I recently met an author with an ‘it’s an indie book; it’s okay if it has a few problems; we should be easy on them,’ kind of attitude. Sorry, but it isn’t okay. That kind of unprofessional attitude is one of the reasons for the plethora of substandard books in the marketplace. Self-publishers should at least aim to do a professional job. It isn’t okay to publish a book that you know could be tightened up more, or that hasn’t been structurally, line and copy edited (yes, three different kinds of editing), that is just sloppy and unprofessional and, except in rare instances, such a book will be substandard to some degree. A few copy errors aren’t a problem if the rest of the book is up to scratch, and the author fixes them when they’re pointed out. Certain things slip through even the best of publishing houses, but our aim should be to produce a product that competes on the same level as traditionally published books.

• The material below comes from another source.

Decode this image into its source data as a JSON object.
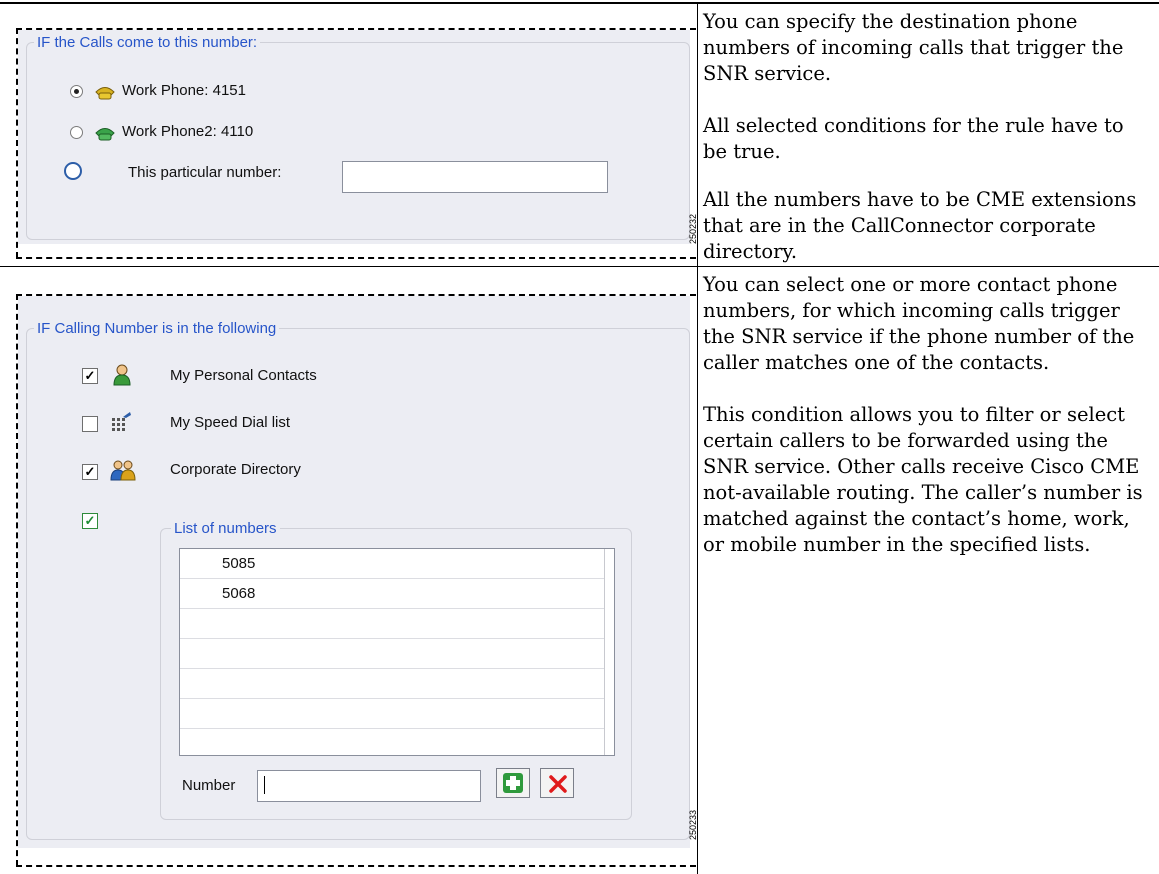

Though I have no formal qualifications, I have studied writing intensely, and though I am no expert, I do know what makes good writing. I also review a lot of traditionally published books, so I have a solid standard to compare books with. Some think I am picky about quality, but I only expect my indie reads to be of the same standard as those published by mainstream houses. That doesn’t mean that my own books are brilliant, far from it, but I am confident they are of the same standard as any published by a traditional publisher. It’s much easier to see the faults in others’ writing than to see it in your own work, which is why even those with degrees in creative writing need to have someone else edit their books. No author can completely edit their own work.
I hate to see the words, ‘it’s pretty good for an indie book’, in a review. That assumes that there is a different standard for indie books, er, no, there isn’t. If we ask people to pay for our books, we should provide something worth paying for, and that means the same standard we have come to expect from traditionally published books.
If we fall short of that standard, we can hardly complain when readers refuse to buy indie books.
If we want to be taken seriously by the publishing industry – and most indies do – then this must be our basic aim.
No body wants to pay for substandard books, and no one should have to. The first step towards producing something of a professional standard is aiming to do just that. The second is being clear what that standard is. If you aren’t sure, check out the explanation of the criteria for the inclusion in the awesome Indies listing. The third step is to get someone to check that your work is up to that standard before you publish – someone who knows what they’re talking about. The most savvy author will know when it’s wiser not to publish.